Theresa Corless, a trustee with the Durham Catholic District School Board is looking to make the jump to the council chambers.
A long-time resident of the City of Oshawa, Corless was elected as a trustee for the Durham Catholic District School in 2010. She was re-elected to the role in 2014 with 3,182 votes.
One of the city’s three central wards, Ward 2 is confined by the city’s boundary with Whitby to the west, and Ritson Road to the east. It stretches north and south between Highway 407 in the north and Rossland Road to the south.
Ward 2 is another ward that has seen a lone candidate come forward as current councillor Gail Bates has filed her papers to retain her seat as one of Oshawa’s city councillors. Bates was appointed to her role in 2017 following the passing of Nancy Diamond.
Encompassing the city’s central-east side, Ward 3 is bound by Taunton Road to the north and Olive Avenue to the south, the city’s boundary with Clarington to the east, and Ritson Road and Wilson Road to the west.
Currently one of the city’s first contested wards sees newcomer Teresa Aker, the wife of longtime current councillor John Aker (who has already made public that he will not be seeking reelection), going up against current city councillor John Shields who is looking to gain a seat as a city and regional councillor. The position would be a bump up from Shields’ current role as a city councillor.
The ward also has a trio of newcomer candidates who have come forward to vie for the spot of city councillor, including Ethan Eastwood, Bradley J. Marks and Cerise Wilson.
Ward 4 encompasses the majority of the city’s downtown core and is bound by Rossland Road in the north, Olive Avenue and Gibb Street to the south, the city’s western boundary with Whitby to the west and Wilson Road to the east.
The city’s downtown core is sure to be one of the more highly contested wards come voting day. Currently, only one name, a common one for many in the downtown area, has come forward to run for the regional and city councillor seat, that being Councillor Doug Sanders.

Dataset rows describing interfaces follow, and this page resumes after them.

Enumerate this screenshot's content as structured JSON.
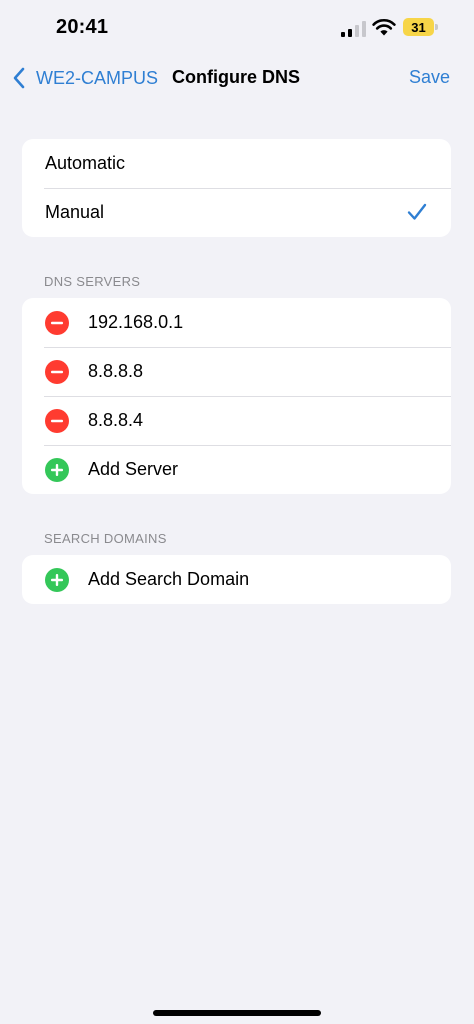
{
  "status_bar": {
    "time": "20:41",
    "battery_level": "31"
  },
  "nav": {
    "back_label": "WE2-CAMPUS",
    "title": "Configure DNS",
    "save_label": "Save"
  },
  "mode_group": {
    "options": [
      {
        "label": "Automatic",
        "selected": false
      },
      {
        "label": "Manual",
        "selected": true
      }
    ]
  },
  "dns_servers": {
    "header": "DNS SERVERS",
    "servers": [
      "192.168.0.1",
      "8.8.8.8",
      "8.8.8.4"
    ],
    "add_label": "Add Server"
  },
  "search_domains": {
    "header": "SEARCH DOMAINS",
    "add_label": "Add Search Domain"
  },
  "colors": {
    "accent": "#2f7fd3",
    "delete": "#ff3b30",
    "add": "#34c759",
    "background": "#f2f2f7"
  }
}
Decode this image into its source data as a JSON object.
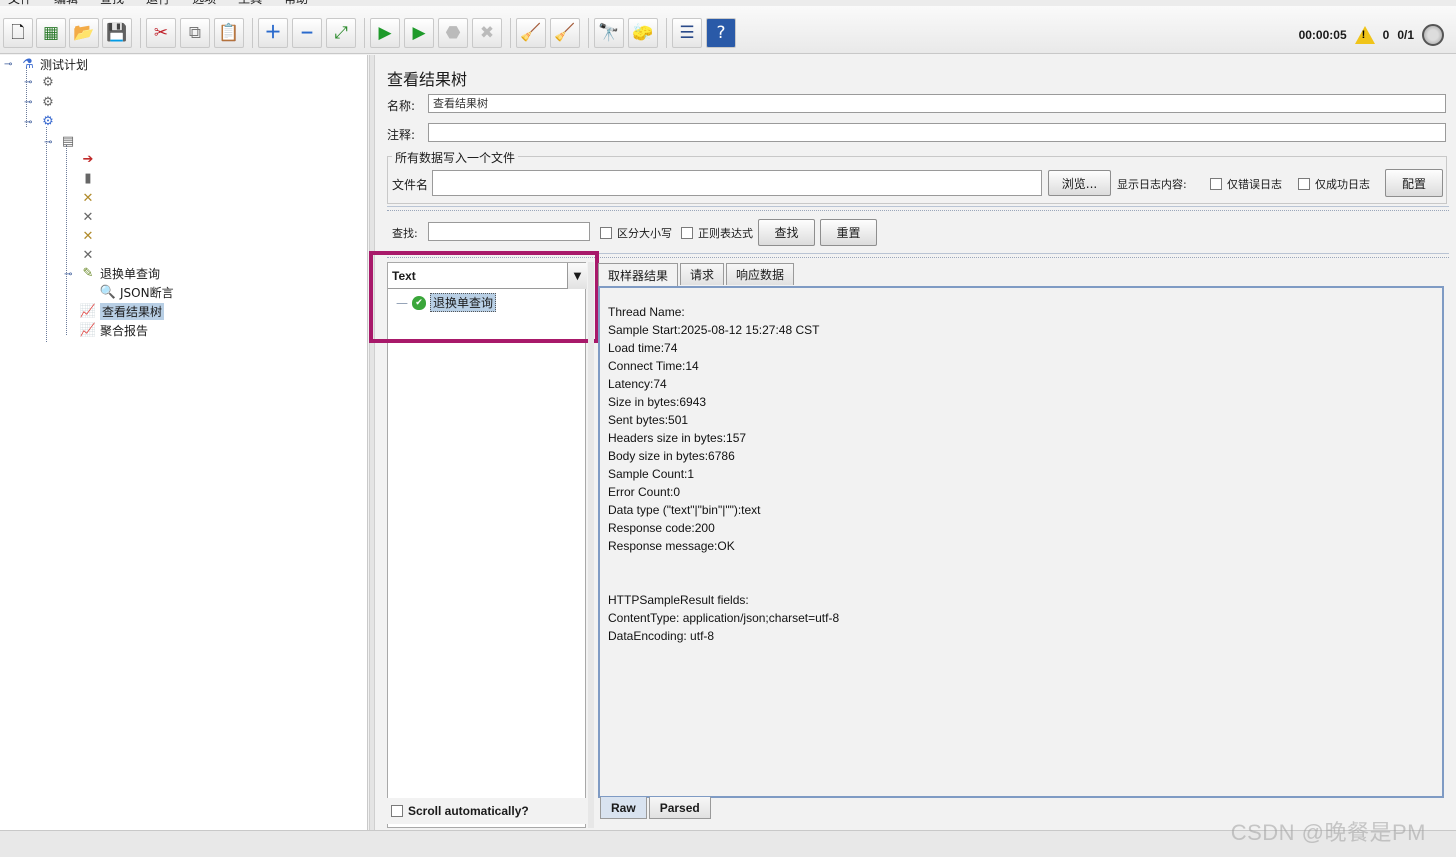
{
  "menu": [
    "文件",
    "编辑",
    "查找",
    "运行",
    "选项",
    "工具",
    "帮助"
  ],
  "toolbar": {
    "icons": [
      "new-file-icon",
      "templates-icon",
      "open-icon",
      "save-icon",
      "cut-icon",
      "copy-icon",
      "paste-icon",
      "expand-icon",
      "collapse-icon",
      "toggle-icon",
      "start-icon",
      "start-no-pause-icon",
      "stop-icon",
      "shutdown-icon",
      "clear-icon",
      "clear-all-icon",
      "search-icon",
      "reset-search-icon",
      "function-helper-icon",
      "help-icon"
    ],
    "timer": "00:00:05",
    "warning_count": "0",
    "thread_count": "0/1"
  },
  "tree": {
    "root": "测试计划",
    "sampler": "退换单查询",
    "assertion": "JSON断言",
    "listener_selected": "查看结果树",
    "listener_report": "聚合报告"
  },
  "panel": {
    "title": "查看结果树",
    "name_label": "名称:",
    "name_value": "查看结果树",
    "comment_label": "注释:",
    "comment_value": "",
    "group_title": "所有数据写入一个文件",
    "filename_label": "文件名",
    "filename_value": "",
    "browse_button": "浏览...",
    "log_label": "显示日志内容:",
    "errors_only": "仅错误日志",
    "success_only": "仅成功日志",
    "config_button": "配置"
  },
  "search": {
    "label": "查找:",
    "value": "",
    "case_sensitive": "区分大小写",
    "regex": "正则表达式",
    "find_button": "查找",
    "reset_button": "重置"
  },
  "results": {
    "renderer": "Text",
    "sample_name": "退换单查询",
    "scroll_auto": "Scroll automatically?",
    "tabs": [
      "取样器结果",
      "请求",
      "响应数据"
    ],
    "bottom_tabs": [
      "Raw",
      "Parsed"
    ],
    "lines": [
      "Thread Name:",
      "Sample Start:2025-08-12 15:27:48 CST",
      "Load time:74",
      "Connect Time:14",
      "Latency:74",
      "Size in bytes:6943",
      "Sent bytes:501",
      "Headers size in bytes:157",
      "Body size in bytes:6786",
      "Sample Count:1",
      "Error Count:0",
      "Data type (\"text\"|\"bin\"|\"\"):text",
      "Response code:200",
      "Response message:OK",
      "",
      "",
      "HTTPSampleResult fields:",
      "ContentType: application/json;charset=utf-8",
      "DataEncoding: utf-8"
    ]
  },
  "watermark": "CSDN @晚餐是PM",
  "colors": {
    "highlight_box": "#a8196a",
    "selected_bg": "#b8cfe5",
    "success_green": "#3aa63a"
  }
}
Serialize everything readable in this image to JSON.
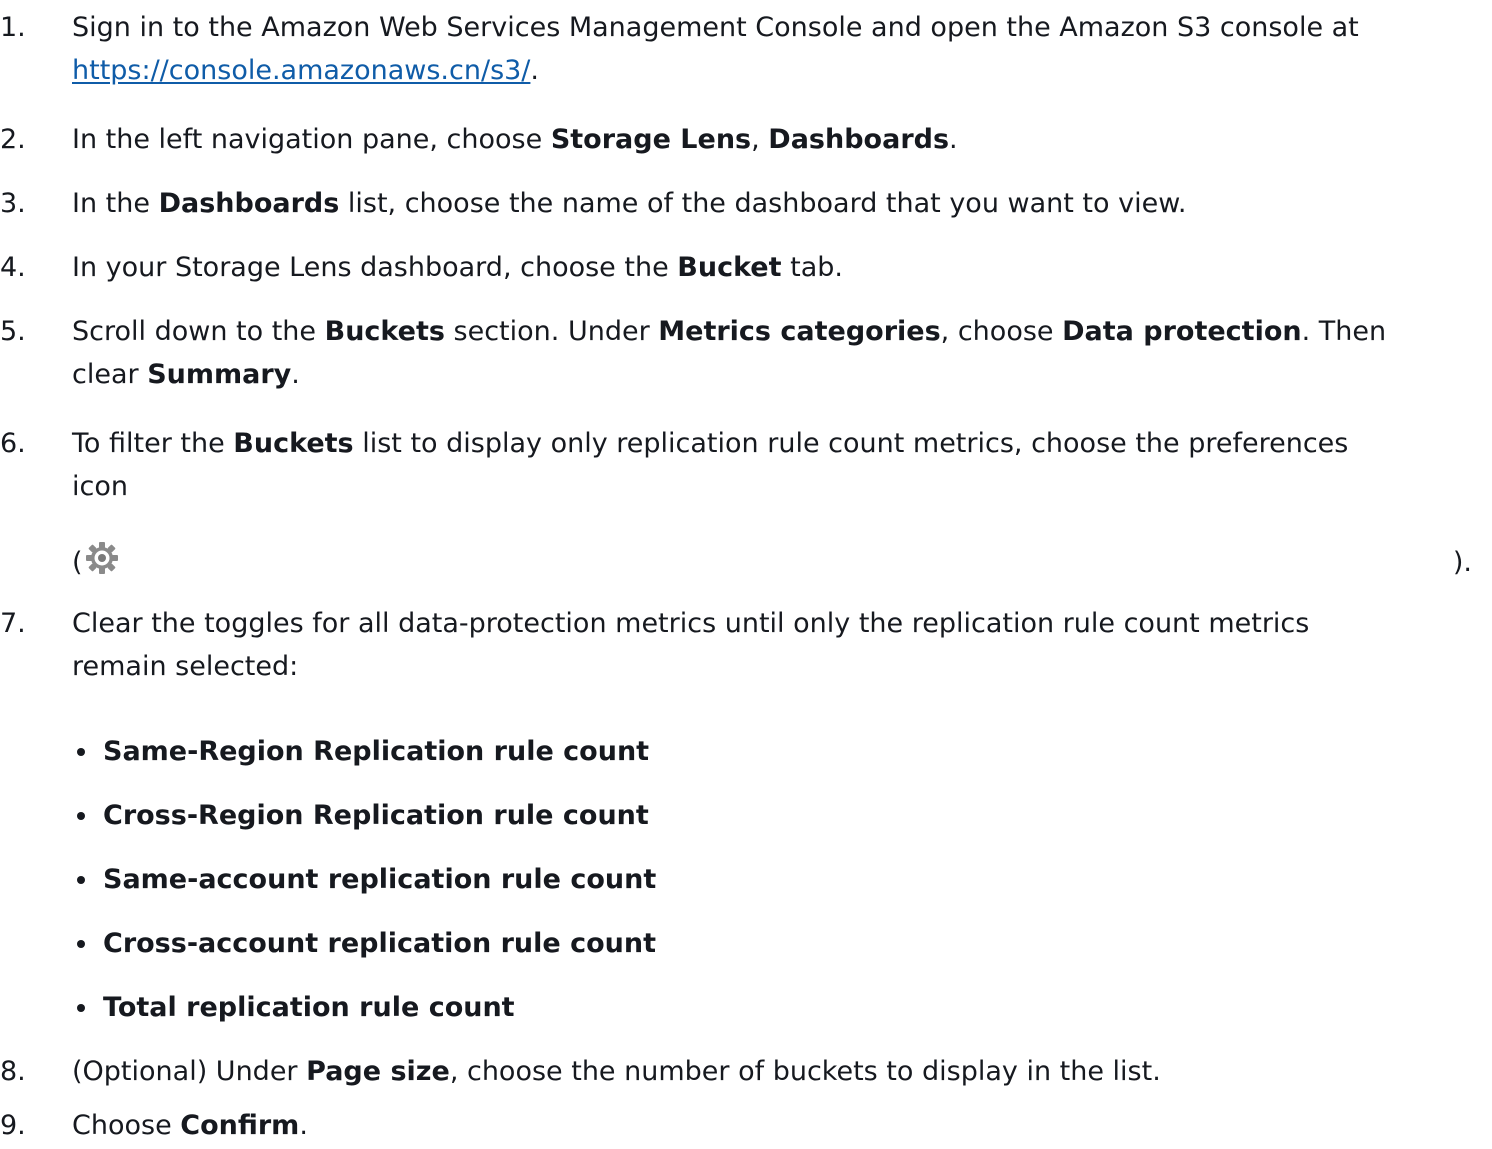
{
  "steps": [
    {
      "num": "1.",
      "pre": "Sign in to the Amazon Web Services Management Console and open the Amazon S3 console at",
      "link": "https://console.amazonaws.cn/s3/",
      "post": "."
    },
    {
      "num": "2.",
      "t1": "In the left navigation pane, choose ",
      "b1": "Storage Lens",
      "t2": ", ",
      "b2": "Dashboards",
      "t3": "."
    },
    {
      "num": "3.",
      "t1": "In the ",
      "b1": "Dashboards",
      "t2": " list, choose the name of the dashboard that you want to view."
    },
    {
      "num": "4.",
      "t1": "In your Storage Lens dashboard, choose the ",
      "b1": "Bucket",
      "t2": " tab."
    },
    {
      "num": "5.",
      "t1": "Scroll down to the ",
      "b1": "Buckets",
      "t2": " section. Under ",
      "b2": "Metrics categories",
      "t3": ", choose ",
      "b3": "Data protection",
      "t4": ". Then",
      "t5": "clear ",
      "b4": "Summary",
      "t6": "."
    },
    {
      "num": "6.",
      "t1": "To filter the ",
      "b1": "Buckets",
      "t2": " list to display only replication rule count metrics, choose the preferences",
      "t3": "icon",
      "open": "(",
      "close": ")."
    },
    {
      "num": "7.",
      "t1": "Clear the toggles for all data-protection metrics until only the replication rule count metrics",
      "t2": "remain selected:"
    },
    {
      "num": "8.",
      "t1": "(Optional) Under ",
      "b1": "Page size",
      "t2": ", choose the number of buckets to display in the list."
    },
    {
      "num": "9.",
      "t1": "Choose ",
      "b1": "Confirm",
      "t2": "."
    }
  ],
  "bullets": [
    "Same-Region Replication rule count",
    "Cross-Region Replication rule count",
    "Same-account replication rule count",
    "Cross-account replication rule count",
    "Total replication rule count"
  ],
  "icons": {
    "preferences": "gear-icon"
  }
}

Sanders, a councillor since he was appointed in 2011 following a council vacancy, was reelected to the city councillor position in 2014, earning the most votes with 8,751. Following the passing of Diamond in 2017, Sanders was appointed to fill her regional and city councillor seat.
A familiar name has also come forward to vie for the city councillor seat as community advocate Derek Giberson has filed his nomination papers for Ward 4. Giberson also ran in the 2014 election, losing out on a city councillor position with 3,310 votes.
The city’s south ward encompasses Oshawa’s entire southern portion, including everything south of Olive Avenue and Gibb Street stretching all the way down to Lake Ontario.
While the ward remains quiet at present, Ward 5 is sure to be another ward that will be highly contested as the October election approaches.
As it stands, current councillor Nester Pidwerbecki remains the lone candidate to put his name forward to represent the ward as a regional and city councillor.
These results are current as of May 16.